In our last house, we lived next door to a big funny man in his sixties, Hal Gunderson, and his sweet wife, Jane.  They were of Swedish descent, like many people who lived in the town of Geneva.  I might have guessed by their appearance, but the real reason I knew was that they had a "Parking for Swedes Only" sign next to their driveway.

Hal had a scruffy looking patchy old dog named Lady who would straggle along after him most of the time.  Whenever you'd run into the two of them outside Hal would shout, "Say hello, Lady!"  And I would think he was telling me to say hi to his dog.  I finally figured out he was trying to get his dog to let out a tired bark.  Once in a while she did.

Mr. Gunderson and his wife had a few traditions they liked to keep.  They would have all their grown children and grandchildren over each Saturday morning and Hal would make pancakes.  That was nice.  Also, he and Jane and sometimes another couple would every so often drive up to somewhere in Wisconsin for a fish boil.  Hal described the event to us at least a couple of times--with images of a giant outdoor cauldron boiling over and how delicious it was. 

To me, a "fish boil" just didn't sound that appealing.  Especially since in my stepmom's family there were Floridians, fishermen, who lived in the Keys.  We had been down there a few times when I was a teen and had pigged out many times on fresh deep-fried grouper, along with corn fritters and syrup.  Now that was living!

Several years ago we moved away from our house in Geneva and the Gundersons, though they came out here once to see us.  They were good neighbors.  I have never forgotten them, and I guess I never forgot about that fish boil either.   Hal had described the process in detail, and one day I decided to try it.  I went online and found the basic instructions.  Though we did it on a small scale indoors, it worked well.  It really was, as Hal had said, delicious.

I will say, if you are going to cook fish in your house, it is going to smell bad.  I don't care how you do it.  It is extremely weird to me that it can smell bad cooking but then taste really good.  But, it does.  (Unless it is just bad fish and I do not know about that as we only get good fish.)

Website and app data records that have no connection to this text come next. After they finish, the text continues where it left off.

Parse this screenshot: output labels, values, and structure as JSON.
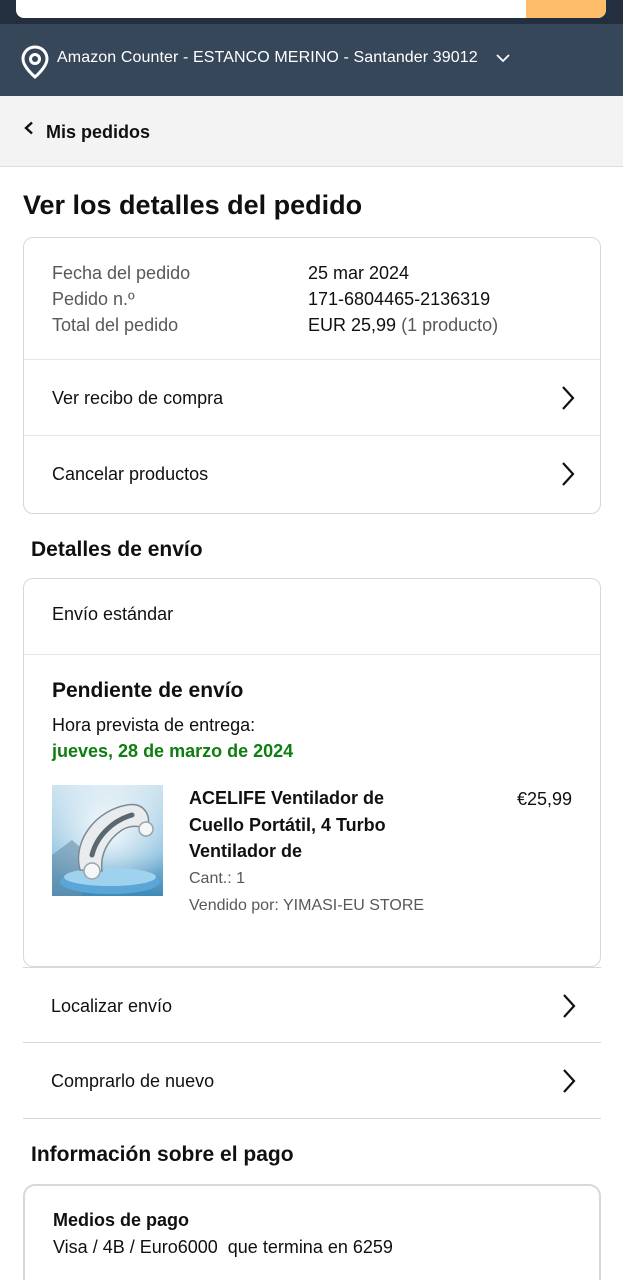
{
  "header": {
    "location_text": "Amazon Counter - ESTANCO MERINO - Santander 39012",
    "location_icon": "location-pin-icon",
    "chevron_icon": "chevron-down-icon"
  },
  "breadcrumb": {
    "label": "Mis pedidos",
    "icon": "chevron-left-icon"
  },
  "page_title": "Ver los detalles del pedido",
  "summary": {
    "rows": [
      {
        "label": "Fecha del pedido",
        "value": "25 mar 2024",
        "sub": ""
      },
      {
        "label": "Pedido n.º",
        "value": "171-6804465-2136319",
        "sub": ""
      },
      {
        "label": "Total del pedido",
        "value": "EUR 25,99",
        "sub": "(1 producto)"
      }
    ],
    "actions": [
      {
        "label": "Ver recibo de compra",
        "icon": "chevron-right-icon"
      },
      {
        "label": "Cancelar productos",
        "icon": "chevron-right-icon"
      }
    ]
  },
  "shipping": {
    "section_title": "Detalles de envío",
    "method": "Envío estándar",
    "status": "Pendiente de envío",
    "eta_label": "Hora prevista de entrega:",
    "eta_date": "jueves, 28 de marzo de 2024",
    "product": {
      "title": "ACELIFE Ventilador de Cuello Portátil, 4 Turbo Ventilador de",
      "price": "€25,99",
      "qty": "Cant.: 1",
      "seller": "Vendido por: YIMASI-EU STORE",
      "image_icon": "neck-fan-product-image"
    },
    "actions": [
      {
        "label": "Localizar envío",
        "icon": "chevron-right-icon"
      },
      {
        "label": "Comprarlo de nuevo",
        "icon": "chevron-right-icon"
      }
    ]
  },
  "payment": {
    "section_title": "Información sobre el pago",
    "method_heading": "Medios de pago",
    "method_value": "Visa / 4B / Euro6000  que termina en 6259"
  },
  "colors": {
    "header_dark": "#232f3e",
    "location_bar": "#37475a",
    "search_button": "#febd69",
    "delivery_green": "#0d7e0f",
    "border": "#d5d9d9"
  }
}
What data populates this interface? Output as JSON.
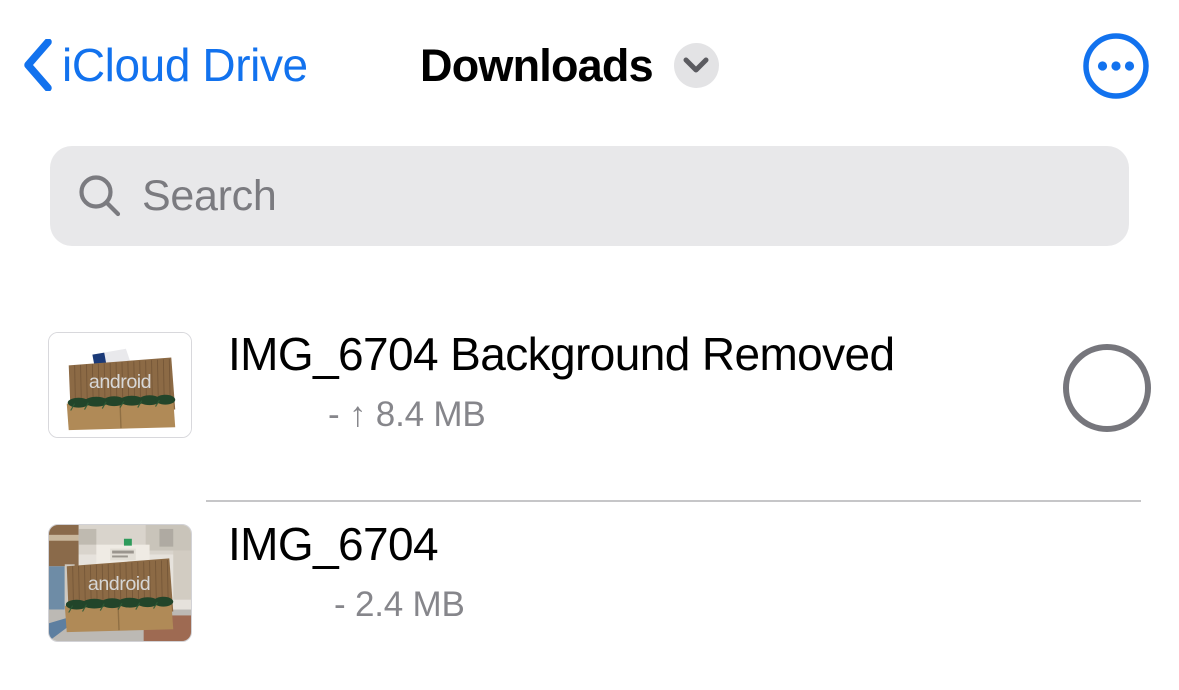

So when Hal had described the fish boil, it didn't sound good, and when I cooked it, it didn't smell good, and really, boiled fish--all white, with white-ish potatoes and onions doesn't even look good.  But then you eat it, and it tastes good. So, things aren't always what they seem; but sometimes they are (like if you have bad fish).